On Thursday, October 1, I delivered this statement during a press conference sponsored by the Religious Coalition for the Freedom to Marry in Maine held at Emmanuel Baptist Church in Portland. The coalition represents individual clergy and members of 18 denominations and groups, and I was joined by five other speakers: two United Methodist leaders, a conservative Rabbi, a United Church of Christ minister, and a lay representative from Catholics for Marriage Equality. More than 25 Maine clergy joined us at the podium including several priests in the Diocese of Maine. Dean Ben Shambaugh of St. Luke’s Cathedral fielded a question on Scripture and marriage equality. Video of his answer may be watched beneath my statement below.
Statement by the Rt. Rev. Stephen T. Lane
Episcopal Bishop of Maine
October 1, 2009
My name is Stephen Lane, and I am the Bishop of the Episcopal Diocese of Maine. Today, as a member of the Religious Coalition for the Freedom to Marry in Maine, I join my brothers and sisters – tens of thousands of Mainers from all over of our state – in supporting the No on 1 campaign. In the past Mainers of every creed and stripe have said proudly and faithfully that “Maine Won’t Discriminate,” and it is time to say it again, clearly and without equivocation.
The Episcopal Church – through its principle legislative body, the General Convention, representing 110 dioceses in 14 countries around the world – has a long history of publicly proclaiming and defending the civil rights of all people. Since 1976, we have specifically and repeatedly held that gay and lesbian persons are entitled to equal protection under the law. It is my belief that the right to marry is a crucial civil right, establishing both protections and obligations that safeguard gay and lesbian couples and their families.
It is core to our Christian belief that we are all children of God, created in God’s image, and, in baptism, we are all full members of the church. In the Episcopal Church, we have also determined that sexual orientation, in and of itself, is no bar to holding any office or ministry in the church, as long as the particular requirements of that office or ministry are met. In many of our congregations, both here in Maine and around the country, faithful same-gender couples and their families are sharing in their local church’s life and ministry and in service to their communities. As full members of our churches and contributing citizens of Maine, these families are as entitled to the rights and responsibilities of civil marriage as any couple.
I believe that faithful, lifelong monogamous relationships are among the building blocks of a healthy and stable society. With the passage of L.D. 1020 last spring, the rights and obligations of civil marriage were extended to all Maine citizens. The passage of Question 1 would deny those rights to certain persons on the basis of sexual orientation, and it would create two classes of citizens and deny one group what we believe is best for them and for society. Domestic partnerships, which Maine allows, and civil unions, which it does not, are not – when measured by the way they are regarded by society or by the legal and financial benefits they bestow – the same as civil marriage.
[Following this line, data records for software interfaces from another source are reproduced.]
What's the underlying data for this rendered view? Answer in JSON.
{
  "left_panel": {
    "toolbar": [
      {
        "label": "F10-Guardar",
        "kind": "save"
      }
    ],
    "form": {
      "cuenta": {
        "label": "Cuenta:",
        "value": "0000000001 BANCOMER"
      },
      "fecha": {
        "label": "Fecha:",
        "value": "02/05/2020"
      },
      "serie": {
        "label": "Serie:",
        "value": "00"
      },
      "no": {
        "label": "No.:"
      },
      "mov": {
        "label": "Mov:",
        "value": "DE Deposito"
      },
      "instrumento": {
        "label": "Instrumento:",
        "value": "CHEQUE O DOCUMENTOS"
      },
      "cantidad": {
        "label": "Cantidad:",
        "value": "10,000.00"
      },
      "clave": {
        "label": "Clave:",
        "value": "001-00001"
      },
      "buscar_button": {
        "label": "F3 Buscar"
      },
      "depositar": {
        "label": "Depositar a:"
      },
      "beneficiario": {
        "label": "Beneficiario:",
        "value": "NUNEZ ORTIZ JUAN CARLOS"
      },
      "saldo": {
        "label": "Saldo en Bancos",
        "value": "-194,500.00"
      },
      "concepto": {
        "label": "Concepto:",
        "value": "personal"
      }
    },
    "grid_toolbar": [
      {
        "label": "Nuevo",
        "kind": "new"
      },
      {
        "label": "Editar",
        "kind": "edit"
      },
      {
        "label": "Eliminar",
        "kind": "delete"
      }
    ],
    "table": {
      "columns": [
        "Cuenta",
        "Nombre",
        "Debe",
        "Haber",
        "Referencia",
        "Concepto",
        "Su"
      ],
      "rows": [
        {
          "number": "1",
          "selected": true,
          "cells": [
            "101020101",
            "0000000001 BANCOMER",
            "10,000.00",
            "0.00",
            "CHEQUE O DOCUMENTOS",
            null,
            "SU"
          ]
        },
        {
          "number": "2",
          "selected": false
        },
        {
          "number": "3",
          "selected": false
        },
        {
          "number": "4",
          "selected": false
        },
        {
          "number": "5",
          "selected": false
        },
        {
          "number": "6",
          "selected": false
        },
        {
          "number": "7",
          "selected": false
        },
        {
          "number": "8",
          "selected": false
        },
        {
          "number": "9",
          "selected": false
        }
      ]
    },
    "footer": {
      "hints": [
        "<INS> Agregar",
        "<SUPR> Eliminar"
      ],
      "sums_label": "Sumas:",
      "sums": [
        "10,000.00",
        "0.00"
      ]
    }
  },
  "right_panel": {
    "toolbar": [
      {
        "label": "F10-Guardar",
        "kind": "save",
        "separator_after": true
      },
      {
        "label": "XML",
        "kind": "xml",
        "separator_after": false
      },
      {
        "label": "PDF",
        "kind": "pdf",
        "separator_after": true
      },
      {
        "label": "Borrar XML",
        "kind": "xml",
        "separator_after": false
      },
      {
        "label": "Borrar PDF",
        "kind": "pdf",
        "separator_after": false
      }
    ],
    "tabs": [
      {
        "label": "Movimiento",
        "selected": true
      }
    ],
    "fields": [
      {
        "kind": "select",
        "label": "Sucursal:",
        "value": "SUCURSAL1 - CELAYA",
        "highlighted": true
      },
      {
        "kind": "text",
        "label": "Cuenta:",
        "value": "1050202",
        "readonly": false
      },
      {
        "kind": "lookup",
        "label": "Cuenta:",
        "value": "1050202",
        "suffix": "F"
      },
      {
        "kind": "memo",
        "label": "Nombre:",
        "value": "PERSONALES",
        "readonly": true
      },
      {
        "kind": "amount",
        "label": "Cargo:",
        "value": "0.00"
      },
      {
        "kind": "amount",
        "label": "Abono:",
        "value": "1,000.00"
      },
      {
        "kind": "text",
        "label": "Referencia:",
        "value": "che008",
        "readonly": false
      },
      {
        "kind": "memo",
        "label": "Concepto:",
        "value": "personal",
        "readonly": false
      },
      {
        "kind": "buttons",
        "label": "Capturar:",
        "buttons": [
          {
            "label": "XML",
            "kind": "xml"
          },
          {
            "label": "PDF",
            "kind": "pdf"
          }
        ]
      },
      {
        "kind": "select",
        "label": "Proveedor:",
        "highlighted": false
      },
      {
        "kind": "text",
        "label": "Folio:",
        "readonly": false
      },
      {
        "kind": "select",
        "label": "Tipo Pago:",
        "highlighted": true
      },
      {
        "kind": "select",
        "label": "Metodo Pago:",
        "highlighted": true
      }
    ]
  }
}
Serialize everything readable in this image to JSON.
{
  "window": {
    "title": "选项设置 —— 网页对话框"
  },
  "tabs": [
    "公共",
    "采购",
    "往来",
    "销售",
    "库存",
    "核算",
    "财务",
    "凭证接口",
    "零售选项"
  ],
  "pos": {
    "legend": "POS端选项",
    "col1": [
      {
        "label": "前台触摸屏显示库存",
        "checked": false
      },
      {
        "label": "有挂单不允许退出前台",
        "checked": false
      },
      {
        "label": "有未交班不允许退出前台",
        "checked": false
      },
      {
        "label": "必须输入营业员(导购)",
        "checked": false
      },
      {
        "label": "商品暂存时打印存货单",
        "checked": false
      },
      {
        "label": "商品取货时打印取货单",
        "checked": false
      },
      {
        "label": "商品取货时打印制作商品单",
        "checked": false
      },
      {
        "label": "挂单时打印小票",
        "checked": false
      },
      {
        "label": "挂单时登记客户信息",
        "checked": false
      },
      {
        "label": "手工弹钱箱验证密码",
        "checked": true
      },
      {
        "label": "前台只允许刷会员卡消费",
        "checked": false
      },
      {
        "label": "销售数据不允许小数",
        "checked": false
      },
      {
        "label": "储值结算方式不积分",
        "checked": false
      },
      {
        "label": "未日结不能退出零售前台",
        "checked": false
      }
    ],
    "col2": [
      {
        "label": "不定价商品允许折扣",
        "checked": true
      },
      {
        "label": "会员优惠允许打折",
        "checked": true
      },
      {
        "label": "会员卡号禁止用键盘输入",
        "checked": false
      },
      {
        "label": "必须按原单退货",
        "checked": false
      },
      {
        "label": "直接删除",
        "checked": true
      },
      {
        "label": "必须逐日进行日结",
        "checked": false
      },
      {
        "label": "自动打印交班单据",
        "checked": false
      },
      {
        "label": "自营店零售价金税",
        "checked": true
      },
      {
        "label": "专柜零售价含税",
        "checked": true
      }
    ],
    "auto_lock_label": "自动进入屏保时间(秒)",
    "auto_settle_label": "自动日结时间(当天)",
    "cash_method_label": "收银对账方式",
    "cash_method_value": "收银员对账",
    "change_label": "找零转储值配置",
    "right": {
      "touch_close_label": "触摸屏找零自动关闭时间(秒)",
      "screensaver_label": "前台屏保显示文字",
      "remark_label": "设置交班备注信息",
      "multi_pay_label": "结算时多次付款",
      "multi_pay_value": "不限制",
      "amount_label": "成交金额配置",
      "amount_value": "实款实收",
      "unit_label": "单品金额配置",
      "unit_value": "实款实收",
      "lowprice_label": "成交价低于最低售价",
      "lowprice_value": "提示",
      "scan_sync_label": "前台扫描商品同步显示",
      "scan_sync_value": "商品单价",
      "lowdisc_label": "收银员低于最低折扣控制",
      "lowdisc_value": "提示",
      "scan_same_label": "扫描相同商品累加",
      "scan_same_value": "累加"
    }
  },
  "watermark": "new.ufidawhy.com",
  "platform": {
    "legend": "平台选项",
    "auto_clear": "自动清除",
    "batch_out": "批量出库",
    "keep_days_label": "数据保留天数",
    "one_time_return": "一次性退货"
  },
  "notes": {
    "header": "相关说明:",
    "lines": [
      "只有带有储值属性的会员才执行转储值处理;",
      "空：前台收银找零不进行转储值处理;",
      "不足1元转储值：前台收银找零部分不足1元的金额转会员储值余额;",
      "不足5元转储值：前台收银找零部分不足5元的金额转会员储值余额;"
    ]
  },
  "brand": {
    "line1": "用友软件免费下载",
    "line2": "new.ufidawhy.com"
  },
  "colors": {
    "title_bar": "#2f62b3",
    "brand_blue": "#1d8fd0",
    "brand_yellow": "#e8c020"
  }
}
Although we are not of one mind regarding same gender marriage in The Episcopal Church, we continue to search for ways to honor the varied viewpoints on this issue and to provide a place of dignity and respect for each of them. Therefore, I affirm the portion of the law – passed by both houses of our legislature and signed by Governor Baldacci – that affirms that there will be no effort to compel or coerce any minister to act in a way contrary to his or her belief and conscience. There will certainly never be any requirement in the Episcopal Diocese of Maine to act in contravention of conscience or of church doctrine.
In July the Episcopal Church, during its 76th General Convention, meeting in Anaheim, California, voted to allow Bishops in the six states – including Maine – where civil marriage is legal a measure of pastoral generosity in serving the pastoral needs of same-gender couples who come to our clergy seeking to marry in our churches. In consultation with Maine clergy who represent a wide spectrum of belief, I have developed guidelines to help our clergy minister to same-gender couples when this referendum is defeated in November. Such couples will get no special treatment. They will be required to go through the same pre-marital counseling as any other couple. I believe the fear that same gender marriage will in some way undermine other marriages or damage society is unfounded. To the contrary, same gender marriage will encourage all of us to work together to strengthen long held commitments to monogamy and faithfulness in relationships.
Our tagline of many years, The Episcopal Church Welcomes You, has never seemed more important. I hope and pray the welcome and pastoral care that same-gender couples receive in many of the Episcopal congregations across Maine will open doors to renewed participation in the lives of our congregations and communities.